*YOUR INSTRUCTIONS:*
Search the material below for the word "watermark". Copy every line where it is found.

*EXERCISE DATA:*
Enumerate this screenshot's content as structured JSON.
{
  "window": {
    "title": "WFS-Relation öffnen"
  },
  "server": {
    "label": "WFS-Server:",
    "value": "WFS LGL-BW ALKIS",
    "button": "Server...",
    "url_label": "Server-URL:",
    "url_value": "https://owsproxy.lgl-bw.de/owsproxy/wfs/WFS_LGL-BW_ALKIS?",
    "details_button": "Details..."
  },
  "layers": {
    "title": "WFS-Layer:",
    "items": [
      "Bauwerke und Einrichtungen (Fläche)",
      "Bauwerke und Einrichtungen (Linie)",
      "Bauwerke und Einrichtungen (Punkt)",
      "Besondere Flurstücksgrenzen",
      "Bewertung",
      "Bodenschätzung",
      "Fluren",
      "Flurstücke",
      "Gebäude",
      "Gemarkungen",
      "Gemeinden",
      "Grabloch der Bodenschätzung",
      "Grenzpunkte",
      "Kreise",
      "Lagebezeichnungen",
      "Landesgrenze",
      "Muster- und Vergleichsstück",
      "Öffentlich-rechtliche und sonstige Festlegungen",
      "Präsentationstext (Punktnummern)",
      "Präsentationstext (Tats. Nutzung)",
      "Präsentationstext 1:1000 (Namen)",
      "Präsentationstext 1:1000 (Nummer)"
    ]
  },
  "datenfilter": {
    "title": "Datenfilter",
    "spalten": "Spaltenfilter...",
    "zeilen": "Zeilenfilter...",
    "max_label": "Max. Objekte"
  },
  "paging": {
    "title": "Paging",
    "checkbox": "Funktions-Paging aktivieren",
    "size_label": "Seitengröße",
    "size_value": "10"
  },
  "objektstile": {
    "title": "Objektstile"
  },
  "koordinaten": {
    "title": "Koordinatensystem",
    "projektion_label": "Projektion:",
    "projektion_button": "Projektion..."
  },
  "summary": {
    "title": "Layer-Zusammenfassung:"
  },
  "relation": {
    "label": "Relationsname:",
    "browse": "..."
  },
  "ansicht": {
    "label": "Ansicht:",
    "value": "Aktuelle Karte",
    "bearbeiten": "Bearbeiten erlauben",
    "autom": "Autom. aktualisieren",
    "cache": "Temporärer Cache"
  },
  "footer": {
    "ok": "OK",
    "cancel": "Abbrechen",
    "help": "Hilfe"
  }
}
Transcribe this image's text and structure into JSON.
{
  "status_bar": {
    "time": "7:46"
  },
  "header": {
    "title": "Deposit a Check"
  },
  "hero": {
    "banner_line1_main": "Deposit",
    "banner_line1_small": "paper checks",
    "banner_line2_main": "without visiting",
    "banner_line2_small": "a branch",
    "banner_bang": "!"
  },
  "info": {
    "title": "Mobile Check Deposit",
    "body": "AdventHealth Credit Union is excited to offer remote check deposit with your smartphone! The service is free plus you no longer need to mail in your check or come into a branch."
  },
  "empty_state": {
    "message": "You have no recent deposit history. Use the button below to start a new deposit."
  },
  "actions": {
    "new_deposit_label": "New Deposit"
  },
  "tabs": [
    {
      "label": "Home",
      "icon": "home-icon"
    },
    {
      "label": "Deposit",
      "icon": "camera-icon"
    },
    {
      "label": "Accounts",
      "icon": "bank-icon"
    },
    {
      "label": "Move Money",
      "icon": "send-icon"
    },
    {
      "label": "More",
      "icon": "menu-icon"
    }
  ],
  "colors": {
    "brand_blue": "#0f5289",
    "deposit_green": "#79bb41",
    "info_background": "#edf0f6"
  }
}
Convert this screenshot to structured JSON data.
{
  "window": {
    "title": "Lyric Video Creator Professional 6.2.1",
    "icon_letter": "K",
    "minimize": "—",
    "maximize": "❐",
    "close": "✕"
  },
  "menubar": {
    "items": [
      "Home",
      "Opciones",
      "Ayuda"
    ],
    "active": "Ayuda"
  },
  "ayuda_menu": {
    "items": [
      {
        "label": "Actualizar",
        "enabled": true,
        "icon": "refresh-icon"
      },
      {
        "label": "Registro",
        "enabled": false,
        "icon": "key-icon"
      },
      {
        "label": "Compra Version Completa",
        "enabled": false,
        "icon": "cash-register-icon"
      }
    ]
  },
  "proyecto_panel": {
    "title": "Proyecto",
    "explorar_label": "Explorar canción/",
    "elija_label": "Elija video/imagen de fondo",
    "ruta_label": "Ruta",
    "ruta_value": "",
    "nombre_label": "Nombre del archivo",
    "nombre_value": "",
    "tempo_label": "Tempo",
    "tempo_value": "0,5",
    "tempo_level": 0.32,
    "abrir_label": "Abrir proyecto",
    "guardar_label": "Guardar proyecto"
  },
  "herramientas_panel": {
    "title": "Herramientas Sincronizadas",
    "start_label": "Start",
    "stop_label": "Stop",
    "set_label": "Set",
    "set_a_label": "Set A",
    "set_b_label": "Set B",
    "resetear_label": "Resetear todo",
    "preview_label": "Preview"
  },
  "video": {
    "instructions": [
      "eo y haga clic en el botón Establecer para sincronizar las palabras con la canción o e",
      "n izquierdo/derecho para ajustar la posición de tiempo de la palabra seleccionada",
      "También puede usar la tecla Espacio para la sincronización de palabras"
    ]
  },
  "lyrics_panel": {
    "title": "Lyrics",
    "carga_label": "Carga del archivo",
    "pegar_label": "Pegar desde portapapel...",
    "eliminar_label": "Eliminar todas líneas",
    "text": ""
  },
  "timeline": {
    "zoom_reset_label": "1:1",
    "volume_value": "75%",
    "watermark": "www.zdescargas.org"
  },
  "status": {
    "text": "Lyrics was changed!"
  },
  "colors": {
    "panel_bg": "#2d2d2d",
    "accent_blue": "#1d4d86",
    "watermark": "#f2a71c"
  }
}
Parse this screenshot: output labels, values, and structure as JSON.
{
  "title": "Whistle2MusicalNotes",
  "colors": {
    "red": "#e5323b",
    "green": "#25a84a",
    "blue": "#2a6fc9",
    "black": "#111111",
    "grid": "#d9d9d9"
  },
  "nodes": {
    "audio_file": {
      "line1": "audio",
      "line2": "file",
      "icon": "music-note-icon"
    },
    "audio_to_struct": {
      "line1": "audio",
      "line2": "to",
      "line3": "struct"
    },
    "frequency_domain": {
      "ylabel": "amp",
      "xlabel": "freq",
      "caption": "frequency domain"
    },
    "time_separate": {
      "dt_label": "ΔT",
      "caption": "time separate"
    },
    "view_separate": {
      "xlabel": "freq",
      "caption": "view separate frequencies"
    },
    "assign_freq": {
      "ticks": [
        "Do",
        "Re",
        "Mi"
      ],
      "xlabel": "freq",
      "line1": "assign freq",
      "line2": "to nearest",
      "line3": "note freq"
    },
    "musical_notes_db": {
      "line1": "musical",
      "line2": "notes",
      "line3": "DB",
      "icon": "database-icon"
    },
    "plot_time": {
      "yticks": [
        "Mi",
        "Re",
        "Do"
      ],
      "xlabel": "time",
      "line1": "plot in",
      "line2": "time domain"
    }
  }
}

*WRITTEN ANSWER:*
    "watermark": "www.zdescargas.org"
    "watermark": "#f2a71c"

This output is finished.